Minnesota has various statutes outlining what happens when someone becomes incapacitated or dies. Taking the time now to create these three estate planning documents can help your family care for you and your assets through extremely tough situations offering some solace and peace of mind when it comes to your personal affairs. In some situations, a revocable (living) trust can also be a very important document, but that is a topic for discussion at another time.
Durable Power of Attorney (POA) in Minnesota
This document identifies a person as an “agent” or “attorney-in-fact” and gives that person legal authority to make financial decisions on behalf of the document’s creator (the “principal”). The agent you appoint can do virtually anything of a financial nature for you if you are simply absent or if you are incapacitated. This document is only effective while the principal is living.
Health Care Directives in Minnesota
This document, which used to be called a “living will”, is a document where you can designate one or more health care agents to make medical decisions for you in circumstances where you are unable to state your own wishes regarding treatment and care in the event of various medical incapacitations. You can also designate wishes regarding organ donation and whether you prefer burial or cremation.
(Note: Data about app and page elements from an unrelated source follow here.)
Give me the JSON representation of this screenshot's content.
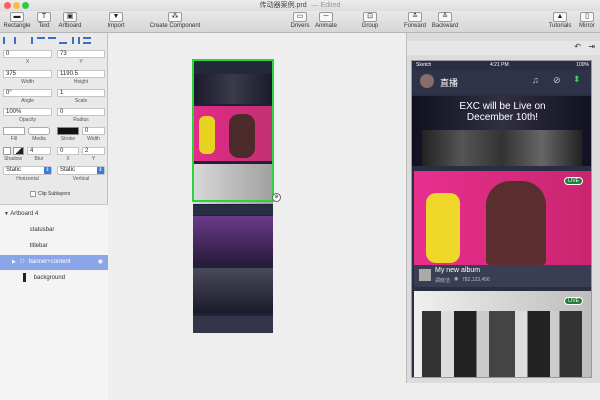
{
  "window": {
    "title": "传动器案例.prd",
    "edited": "— Edited"
  },
  "toolbar": {
    "items": [
      {
        "label": "Rectangle"
      },
      {
        "label": "Text"
      },
      {
        "label": "Artboard"
      },
      {
        "label": "Import"
      },
      {
        "label": "Create Component"
      },
      {
        "label": "Drivers"
      },
      {
        "label": "Animate"
      },
      {
        "label": "Group"
      },
      {
        "label": "Forward"
      },
      {
        "label": "Backward"
      },
      {
        "label": "Tutorials"
      },
      {
        "label": "Mirror"
      }
    ]
  },
  "inspector": {
    "x": "0",
    "y": "73",
    "x_label": "X",
    "y_label": "Y",
    "width": "375",
    "height": "1190.5",
    "width_label": "Width",
    "height_label": "Height",
    "angle": "0°",
    "scale": "1",
    "angle_label": "Angle",
    "scale_label": "Scale",
    "opacity": "100%",
    "radius": "0",
    "opacity_label": "Opacity",
    "radius_label": "Radius",
    "fill_label": "Fill",
    "media_label": "Media",
    "stroke_label": "Stroke",
    "stroke_width": "0",
    "stroke_width_label": "Width",
    "blur": "4",
    "shadow_x": "0",
    "shadow_y": "2",
    "shadow_label": "Shadow",
    "blur_label": "Blur",
    "sx_label": "X",
    "sy_label": "Y",
    "horizontal": "Static",
    "vertical": "Static",
    "horizontal_label": "Horizontal",
    "vertical_label": "Vertical",
    "clip_label": "Clip Sublayers"
  },
  "layers": [
    {
      "name": "Artboard 4"
    },
    {
      "name": "statusbar"
    },
    {
      "name": "titlebar"
    },
    {
      "name": "banner+content"
    },
    {
      "name": "background"
    }
  ],
  "phone": {
    "carrier": "Sketch",
    "time": "4:21 PM",
    "battery": "100%",
    "app_title": "直播",
    "banner_line1": "EXC will be Live on",
    "banner_line2": "December 10th!",
    "live_badge": "LIVE",
    "card_title": "My new album",
    "card_author": "郑晓洁",
    "card_views": "782,123,456",
    "live_badge2": "LIVE"
  }
}
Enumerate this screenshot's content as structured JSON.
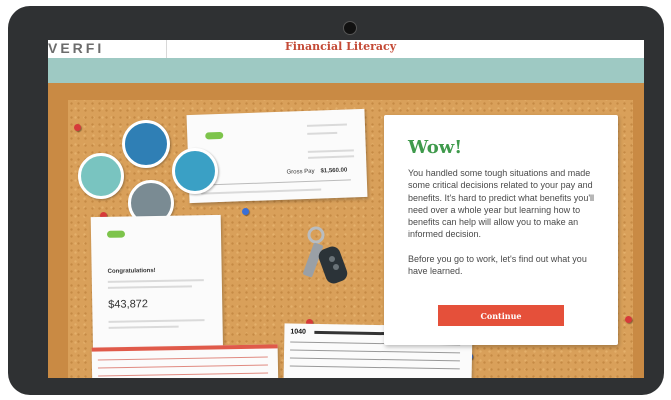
{
  "header": {
    "logo": "VERFI",
    "course_title": "Financial Literacy"
  },
  "board": {
    "paystub": {
      "gross_pay_label": "Gross Pay",
      "gross_pay_value": "$1,560.00"
    },
    "offer_letter": {
      "greeting": "Congratulations!",
      "salary": "$43,872"
    },
    "tax_form": {
      "label": "1040"
    }
  },
  "modal": {
    "title": "Wow!",
    "paragraph1": "You handled some tough situations and made some critical decisions related to your pay and benefits. It's hard to predict what benefits you'll need over a whole year but learning how to benefits can help will allow you to make an informed decision.",
    "paragraph2": "Before you go to work, let's find out what you have learned.",
    "button_label": "Continue"
  },
  "colors": {
    "accent_green": "#3f9a4c",
    "button_red": "#e5503a",
    "teal": "#9ec9c3",
    "cork": "#d9a05a",
    "tablet_bezel": "#2f3133"
  }
}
This document must be signed in front of either a notary or two witnesses and it should contain a so-called “HIPPA” waiver so that your health care agent will not have a problem in speaking with your care providers and accessing your medical records if necessary.
Standard Wills in Minnesota
This document details specific directions about how you’d like property and assets passed on in the event of your death and to whom. A will is important because, in its absence, state law will dictate to whom your assets are passed and it might not end up as you would have wished. It is important to note that having a will does NOT help your estate avoid the lengthy and costly Minnesota probate process. There are ways of avoiding probate but having a will is not one of them. Minnesota law states that at least two people must witness your will and those two people must also sign the will within a reasonable amount of time after the witnessing.
With all of the potential life-altering situations out of our control, it makes sense to put a plan in place for your care and your assets. Waldron Law Offices, Ltd. are experts in Minnesota estate planning and are here to help you. Call (952) 471-0940 to learn more.